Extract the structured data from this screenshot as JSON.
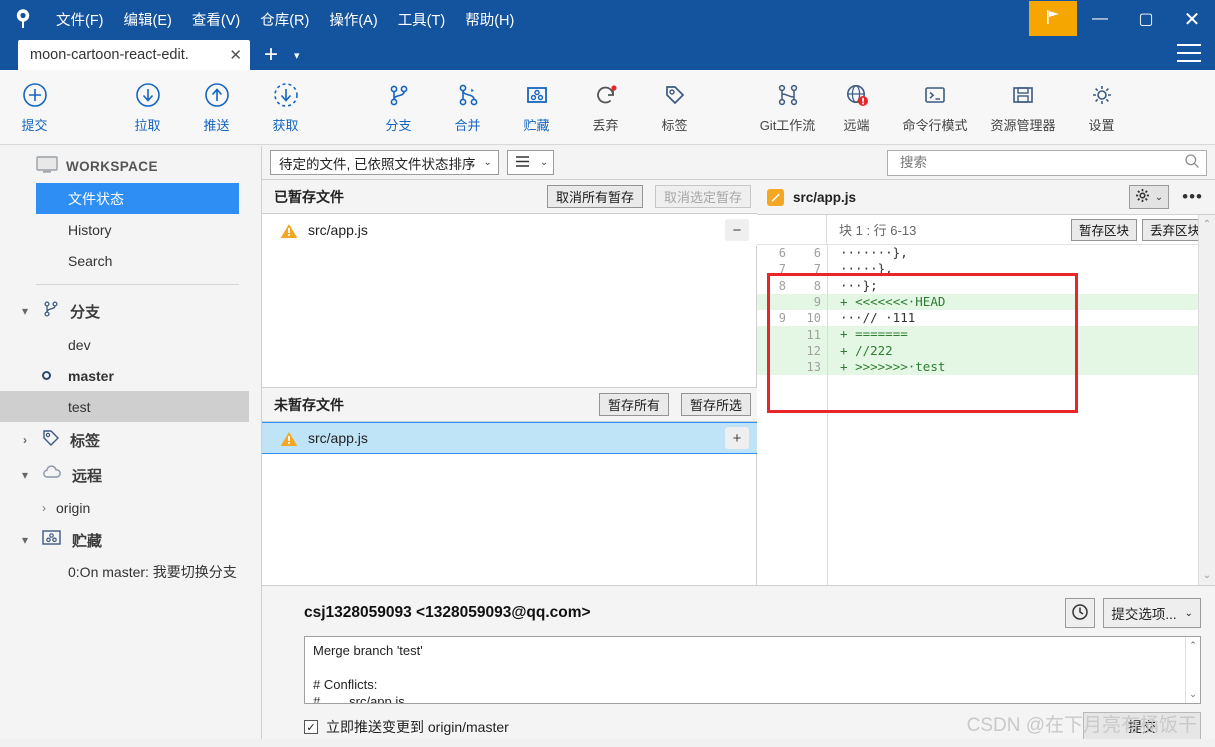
{
  "titlebar": {
    "app_icon": "sourcetree-logo-icon",
    "menus": [
      "文件(F)",
      "编辑(E)",
      "查看(V)",
      "仓库(R)",
      "操作(A)",
      "工具(T)",
      "帮助(H)"
    ],
    "flag_button": "flag-icon",
    "minimize": "—",
    "maximize": "▢",
    "close": "✕",
    "accent": "#14549e",
    "flag_color": "#f5a600"
  },
  "tabs": {
    "items": [
      {
        "title": "moon-cartoon-react-edit.",
        "close": "✕"
      }
    ],
    "add": "+",
    "caret": "▾"
  },
  "toolbar": {
    "items": [
      {
        "label": "提交",
        "icon": "plus-circle-icon",
        "color": "#1565c0"
      },
      {
        "label": "拉取",
        "icon": "arrow-down-circle-icon",
        "color": "#1565c0"
      },
      {
        "label": "推送",
        "icon": "arrow-up-circle-icon",
        "color": "#1565c0"
      },
      {
        "label": "获取",
        "icon": "arrow-down-dashed-circle-icon",
        "color": "#1565c0"
      },
      {
        "label": "分支",
        "icon": "branch-icon",
        "color": "#1565c0"
      },
      {
        "label": "合并",
        "icon": "merge-icon",
        "color": "#1565c0"
      },
      {
        "label": "贮藏",
        "icon": "stash-icon",
        "color": "#1565c0"
      },
      {
        "label": "丢弃",
        "icon": "discard-refresh-icon",
        "color": "#555555"
      },
      {
        "label": "标签",
        "icon": "tag-icon",
        "color": "#555555"
      },
      {
        "label": "Git工作流",
        "icon": "gitflow-icon",
        "color": "#555555"
      },
      {
        "label": "远端",
        "icon": "globe-alert-icon",
        "color": "#555555"
      },
      {
        "label": "命令行模式",
        "icon": "terminal-icon",
        "color": "#555555"
      },
      {
        "label": "资源管理器",
        "icon": "folder-icon",
        "color": "#555555"
      },
      {
        "label": "设置",
        "icon": "gear-icon",
        "color": "#555555"
      }
    ]
  },
  "sidebar": {
    "workspace_label": "WORKSPACE",
    "workspace_icon": "monitor-icon",
    "workspace_items": [
      {
        "label": "文件状态",
        "selected": true
      },
      {
        "label": "History",
        "selected": false
      },
      {
        "label": "Search",
        "selected": false
      }
    ],
    "groups": [
      {
        "label": "分支",
        "icon": "branch-icon",
        "twisty": "▾",
        "children": [
          {
            "label": "dev",
            "current": false,
            "highlight": false,
            "twisty": ""
          },
          {
            "label": "master",
            "current": true,
            "highlight": false,
            "twisty": ""
          },
          {
            "label": "test",
            "current": false,
            "highlight": true,
            "twisty": ""
          }
        ]
      },
      {
        "label": "标签",
        "icon": "tag-icon",
        "twisty": "›",
        "children": []
      },
      {
        "label": "远程",
        "icon": "cloud-icon",
        "twisty": "▾",
        "children": [
          {
            "label": "origin",
            "current": false,
            "highlight": false,
            "twisty": "›"
          }
        ]
      },
      {
        "label": "贮藏",
        "icon": "stash-icon",
        "twisty": "▾",
        "children": []
      }
    ],
    "stash_entry": "0:On master: 我要切换分支",
    "selection_color": "#2f8ef4"
  },
  "filterbar": {
    "sort_value": "待定的文件, 已依照文件状态排序",
    "sort_caret": "⌄",
    "view_icon": "list-view-icon",
    "view_caret": "⌄",
    "search_placeholder": "搜索",
    "search_value": "",
    "search_icon": "search-icon"
  },
  "staged": {
    "title": "已暂存文件",
    "unstage_all": "取消所有暂存",
    "unstage_selected": "取消选定暂存",
    "rows": [
      {
        "name": "src/app.js",
        "status_icon": "warning-triangle-icon",
        "action": "−",
        "selected": false
      }
    ]
  },
  "unstaged": {
    "title": "未暂存文件",
    "stage_all": "暂存所有",
    "stage_selected": "暂存所选",
    "rows": [
      {
        "name": "src/app.js",
        "status_icon": "warning-triangle-icon",
        "action": "+",
        "selected": true
      }
    ]
  },
  "diff": {
    "file": "src/app.js",
    "file_icon": "edit-pencil-icon",
    "gear_icon": "gear-icon",
    "gear_caret": "⌄",
    "more_icon": "ellipsis-icon",
    "hunk_label": "块 1 :  行 6-13",
    "stage_hunk": "暂存区块",
    "discard_hunk": "丢弃区块",
    "lines": [
      {
        "old": "6",
        "new": "6",
        "marker": "",
        "text": "·······},",
        "type": "ctx"
      },
      {
        "old": "7",
        "new": "7",
        "marker": "",
        "text": "·····},",
        "type": "ctx"
      },
      {
        "old": "8",
        "new": "8",
        "marker": "",
        "text": "···};",
        "type": "ctx"
      },
      {
        "old": "",
        "new": "9",
        "marker": "+",
        "text": "<<<<<<<·HEAD",
        "type": "add"
      },
      {
        "old": "9",
        "new": "10",
        "marker": "",
        "text": "···// ·111",
        "type": "ctx"
      },
      {
        "old": "",
        "new": "11",
        "marker": "+",
        "text": "=======",
        "type": "add"
      },
      {
        "old": "",
        "new": "12",
        "marker": "+",
        "text": "//222",
        "type": "add"
      },
      {
        "old": "",
        "new": "13",
        "marker": "+",
        "text": ">>>>>>>·test",
        "type": "add"
      }
    ],
    "add_bg": "#e4f7e4",
    "annotation_color": "#e8262a"
  },
  "commit": {
    "author": "csj1328059093 <1328059093@qq.com>",
    "clock_icon": "history-clock-icon",
    "options_label": "提交选项...",
    "options_caret": "⌄",
    "message": "Merge branch 'test'\n\n# Conflicts:\n#        src/app.js",
    "push_checkbox_label": "立即推送变更到 origin/master",
    "push_checked": true,
    "check_glyph": "✓",
    "commit_button": "提交",
    "watermark": "CSDN @在下月亮有桶饭干"
  }
}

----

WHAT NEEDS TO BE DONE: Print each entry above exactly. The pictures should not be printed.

THE ANSWER:
Extract the structured data from this screenshot as JSON.
{
  "titlebar": {
    "app_icon": "sourcetree-logo-icon",
    "menus": [
      "文件(F)",
      "编辑(E)",
      "查看(V)",
      "仓库(R)",
      "操作(A)",
      "工具(T)",
      "帮助(H)"
    ],
    "flag_button": "flag-icon",
    "minimize": "—",
    "maximize": "▢",
    "close": "✕",
    "accent": "#14549e",
    "flag_color": "#f5a600"
  },
  "tabs": {
    "items": [
      {
        "title": "moon-cartoon-react-edit.",
        "close": "✕"
      }
    ],
    "add": "+",
    "caret": "▾"
  },
  "toolbar": {
    "items": [
      {
        "label": "提交",
        "icon": "plus-circle-icon",
        "color": "#1565c0"
      },
      {
        "label": "拉取",
        "icon": "arrow-down-circle-icon",
        "color": "#1565c0"
      },
      {
        "label": "推送",
        "icon": "arrow-up-circle-icon",
        "color": "#1565c0"
      },
      {
        "label": "获取",
        "icon": "arrow-down-dashed-circle-icon",
        "color": "#1565c0"
      },
      {
        "label": "分支",
        "icon": "branch-icon",
        "color": "#1565c0"
      },
      {
        "label": "合并",
        "icon": "merge-icon",
        "color": "#1565c0"
      },
      {
        "label": "贮藏",
        "icon": "stash-icon",
        "color": "#1565c0"
      },
      {
        "label": "丢弃",
        "icon": "discard-refresh-icon",
        "color": "#555555"
      },
      {
        "label": "标签",
        "icon": "tag-icon",
        "color": "#555555"
      },
      {
        "label": "Git工作流",
        "icon": "gitflow-icon",
        "color": "#555555"
      },
      {
        "label": "远端",
        "icon": "globe-alert-icon",
        "color": "#555555"
      },
      {
        "label": "命令行模式",
        "icon": "terminal-icon",
        "color": "#555555"
      },
      {
        "label": "资源管理器",
        "icon": "folder-icon",
        "color": "#555555"
      },
      {
        "label": "设置",
        "icon": "gear-icon",
        "color": "#555555"
      }
    ]
  },
  "sidebar": {
    "workspace_label": "WORKSPACE",
    "workspace_icon": "monitor-icon",
    "workspace_items": [
      {
        "label": "文件状态",
        "selected": true
      },
      {
        "label": "History",
        "selected": false
      },
      {
        "label": "Search",
        "selected": false
      }
    ],
    "groups": [
      {
        "label": "分支",
        "icon": "branch-icon",
        "twisty": "▾",
        "children": [
          {
            "label": "dev",
            "current": false,
            "highlight": false,
            "twisty": ""
          },
          {
            "label": "master",
            "current": true,
            "highlight": false,
            "twisty": ""
          },
          {
            "label": "test",
            "current": false,
            "highlight": true,
            "twisty": ""
          }
        ]
      },
      {
        "label": "标签",
        "icon": "tag-icon",
        "twisty": "›",
        "children": []
      },
      {
        "label": "远程",
        "icon": "cloud-icon",
        "twisty": "▾",
        "children": [
          {
            "label": "origin",
            "current": false,
            "highlight": false,
            "twisty": "›"
          }
        ]
      },
      {
        "label": "贮藏",
        "icon": "stash-icon",
        "twisty": "▾",
        "children": []
      }
    ],
    "stash_entry": "0:On master: 我要切换分支",
    "selection_color": "#2f8ef4"
  },
  "filterbar": {
    "sort_value": "待定的文件, 已依照文件状态排序",
    "sort_caret": "⌄",
    "view_icon": "list-view-icon",
    "view_caret": "⌄",
    "search_placeholder": "搜索",
    "search_value": "",
    "search_icon": "search-icon"
  },
  "staged": {
    "title": "已暂存文件",
    "unstage_all": "取消所有暂存",
    "unstage_selected": "取消选定暂存",
    "rows": [
      {
        "name": "src/app.js",
        "status_icon": "warning-triangle-icon",
        "action": "−",
        "selected": false
      }
    ]
  },
  "unstaged": {
    "title": "未暂存文件",
    "stage_all": "暂存所有",
    "stage_selected": "暂存所选",
    "rows": [
      {
        "name": "src/app.js",
        "status_icon": "warning-triangle-icon",
        "action": "+",
        "selected": true
      }
    ]
  },
  "diff": {
    "file": "src/app.js",
    "file_icon": "edit-pencil-icon",
    "gear_icon": "gear-icon",
    "gear_caret": "⌄",
    "more_icon": "ellipsis-icon",
    "hunk_label": "块 1 :  行 6-13",
    "stage_hunk": "暂存区块",
    "discard_hunk": "丢弃区块",
    "lines": [
      {
        "old": "6",
        "new": "6",
        "marker": "",
        "text": "·······},",
        "type": "ctx"
      },
      {
        "old": "7",
        "new": "7",
        "marker": "",
        "text": "·····},",
        "type": "ctx"
      },
      {
        "old": "8",
        "new": "8",
        "marker": "",
        "text": "···};",
        "type": "ctx"
      },
      {
        "old": "",
        "new": "9",
        "marker": "+",
        "text": "<<<<<<<·HEAD",
        "type": "add"
      },
      {
        "old": "9",
        "new": "10",
        "marker": "",
        "text": "···// ·111",
        "type": "ctx"
      },
      {
        "old": "",
        "new": "11",
        "marker": "+",
        "text": "=======",
        "type": "add"
      },
      {
        "old": "",
        "new": "12",
        "marker": "+",
        "text": "//222",
        "type": "add"
      },
      {
        "old": "",
        "new": "13",
        "marker": "+",
        "text": ">>>>>>>·test",
        "type": "add"
      }
    ],
    "add_bg": "#e4f7e4",
    "annotation_color": "#e8262a"
  },
  "commit": {
    "author": "csj1328059093 <1328059093@qq.com>",
    "clock_icon": "history-clock-icon",
    "options_label": "提交选项...",
    "options_caret": "⌄",
    "message": "Merge branch 'test'\n\n# Conflicts:\n#        src/app.js",
    "push_checkbox_label": "立即推送变更到 origin/master",
    "push_checked": true,
    "check_glyph": "✓",
    "commit_button": "提交",
    "watermark": "CSDN @在下月亮有桶饭干"
  }
}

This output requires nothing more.